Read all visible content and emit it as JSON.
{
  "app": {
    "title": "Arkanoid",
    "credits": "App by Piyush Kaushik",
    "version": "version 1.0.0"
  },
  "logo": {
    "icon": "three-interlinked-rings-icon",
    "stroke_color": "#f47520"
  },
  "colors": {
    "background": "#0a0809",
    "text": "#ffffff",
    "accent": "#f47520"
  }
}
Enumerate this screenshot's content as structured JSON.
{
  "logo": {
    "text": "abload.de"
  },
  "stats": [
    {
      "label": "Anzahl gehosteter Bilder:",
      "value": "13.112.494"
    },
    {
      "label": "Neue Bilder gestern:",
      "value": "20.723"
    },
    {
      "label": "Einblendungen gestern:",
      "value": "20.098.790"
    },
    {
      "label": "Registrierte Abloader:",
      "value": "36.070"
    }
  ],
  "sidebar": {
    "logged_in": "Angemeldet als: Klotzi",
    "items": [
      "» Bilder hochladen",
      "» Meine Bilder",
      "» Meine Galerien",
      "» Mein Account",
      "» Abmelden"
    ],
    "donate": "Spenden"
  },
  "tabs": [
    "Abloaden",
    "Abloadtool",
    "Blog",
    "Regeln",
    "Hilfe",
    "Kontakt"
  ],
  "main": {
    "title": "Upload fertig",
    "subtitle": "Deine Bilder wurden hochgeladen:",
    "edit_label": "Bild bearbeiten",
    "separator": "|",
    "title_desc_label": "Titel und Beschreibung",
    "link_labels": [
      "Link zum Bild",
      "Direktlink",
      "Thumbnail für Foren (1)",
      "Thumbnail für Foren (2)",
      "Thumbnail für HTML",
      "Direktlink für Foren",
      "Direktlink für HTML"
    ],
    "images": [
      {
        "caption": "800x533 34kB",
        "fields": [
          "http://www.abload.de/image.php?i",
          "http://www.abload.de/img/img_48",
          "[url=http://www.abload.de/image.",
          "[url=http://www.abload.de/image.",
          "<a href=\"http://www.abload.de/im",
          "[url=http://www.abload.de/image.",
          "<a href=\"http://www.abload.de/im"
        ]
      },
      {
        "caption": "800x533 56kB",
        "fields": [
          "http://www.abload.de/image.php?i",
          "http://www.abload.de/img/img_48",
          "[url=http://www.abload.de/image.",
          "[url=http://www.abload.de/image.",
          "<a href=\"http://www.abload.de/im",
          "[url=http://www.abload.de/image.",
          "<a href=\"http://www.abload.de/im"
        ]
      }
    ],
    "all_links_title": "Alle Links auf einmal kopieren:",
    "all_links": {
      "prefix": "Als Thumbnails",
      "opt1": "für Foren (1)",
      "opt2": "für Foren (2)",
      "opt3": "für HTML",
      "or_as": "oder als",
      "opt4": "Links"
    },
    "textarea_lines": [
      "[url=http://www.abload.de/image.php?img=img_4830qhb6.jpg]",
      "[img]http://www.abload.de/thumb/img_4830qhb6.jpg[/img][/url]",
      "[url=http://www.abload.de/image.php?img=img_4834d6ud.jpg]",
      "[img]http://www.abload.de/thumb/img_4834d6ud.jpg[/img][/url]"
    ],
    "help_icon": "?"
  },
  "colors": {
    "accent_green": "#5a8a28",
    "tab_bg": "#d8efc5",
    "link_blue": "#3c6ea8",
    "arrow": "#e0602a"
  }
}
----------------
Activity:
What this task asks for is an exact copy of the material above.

Answer section:
Read all visible content and emit it as JSON.
{
  "app": {
    "title": "Arkanoid",
    "credits": "App by Piyush Kaushik",
    "version": "version 1.0.0"
  },
  "logo": {
    "icon": "three-interlinked-rings-icon",
    "stroke_color": "#f47520"
  },
  "colors": {
    "background": "#0a0809",
    "text": "#ffffff",
    "accent": "#f47520"
  }
}
Enumerate this screenshot's content as structured JSON.
{
  "logo": {
    "text": "abload.de"
  },
  "stats": [
    {
      "label": "Anzahl gehosteter Bilder:",
      "value": "13.112.494"
    },
    {
      "label": "Neue Bilder gestern:",
      "value": "20.723"
    },
    {
      "label": "Einblendungen gestern:",
      "value": "20.098.790"
    },
    {
      "label": "Registrierte Abloader:",
      "value": "36.070"
    }
  ],
  "sidebar": {
    "logged_in": "Angemeldet als: Klotzi",
    "items": [
      "» Bilder hochladen",
      "» Meine Bilder",
      "» Meine Galerien",
      "» Mein Account",
      "» Abmelden"
    ],
    "donate": "Spenden"
  },
  "tabs": [
    "Abloaden",
    "Abloadtool",
    "Blog",
    "Regeln",
    "Hilfe",
    "Kontakt"
  ],
  "main": {
    "title": "Upload fertig",
    "subtitle": "Deine Bilder wurden hochgeladen:",
    "edit_label": "Bild bearbeiten",
    "separator": "|",
    "title_desc_label": "Titel und Beschreibung",
    "link_labels": [
      "Link zum Bild",
      "Direktlink",
      "Thumbnail für Foren (1)",
      "Thumbnail für Foren (2)",
      "Thumbnail für HTML",
      "Direktlink für Foren",
      "Direktlink für HTML"
    ],
    "images": [
      {
        "caption": "800x533 34kB",
        "fields": [
          "http://www.abload.de/image.php?i",
          "http://www.abload.de/img/img_48",
          "[url=http://www.abload.de/image.",
          "[url=http://www.abload.de/image.",
          "<a href=\"http://www.abload.de/im",
          "[url=http://www.abload.de/image.",
          "<a href=\"http://www.abload.de/im"
        ]
      },
      {
        "caption": "800x533 56kB",
        "fields": [
          "http://www.abload.de/image.php?i",
          "http://www.abload.de/img/img_48",
          "[url=http://www.abload.de/image.",
          "[url=http://www.abload.de/image.",
          "<a href=\"http://www.abload.de/im",
          "[url=http://www.abload.de/image.",
          "<a href=\"http://www.abload.de/im"
        ]
      }
    ],
    "all_links_title": "Alle Links auf einmal kopieren:",
    "all_links": {
      "prefix": "Als Thumbnails",
      "opt1": "für Foren (1)",
      "opt2": "für Foren (2)",
      "opt3": "für HTML",
      "or_as": "oder als",
      "opt4": "Links"
    },
    "textarea_lines": [
      "[url=http://www.abload.de/image.php?img=img_4830qhb6.jpg]",
      "[img]http://www.abload.de/thumb/img_4830qhb6.jpg[/img][/url]",
      "[url=http://www.abload.de/image.php?img=img_4834d6ud.jpg]",
      "[img]http://www.abload.de/thumb/img_4834d6ud.jpg[/img][/url]"
    ],
    "help_icon": "?"
  },
  "colors": {
    "accent_green": "#5a8a28",
    "tab_bg": "#d8efc5",
    "link_blue": "#3c6ea8",
    "arrow": "#e0602a"
  }
}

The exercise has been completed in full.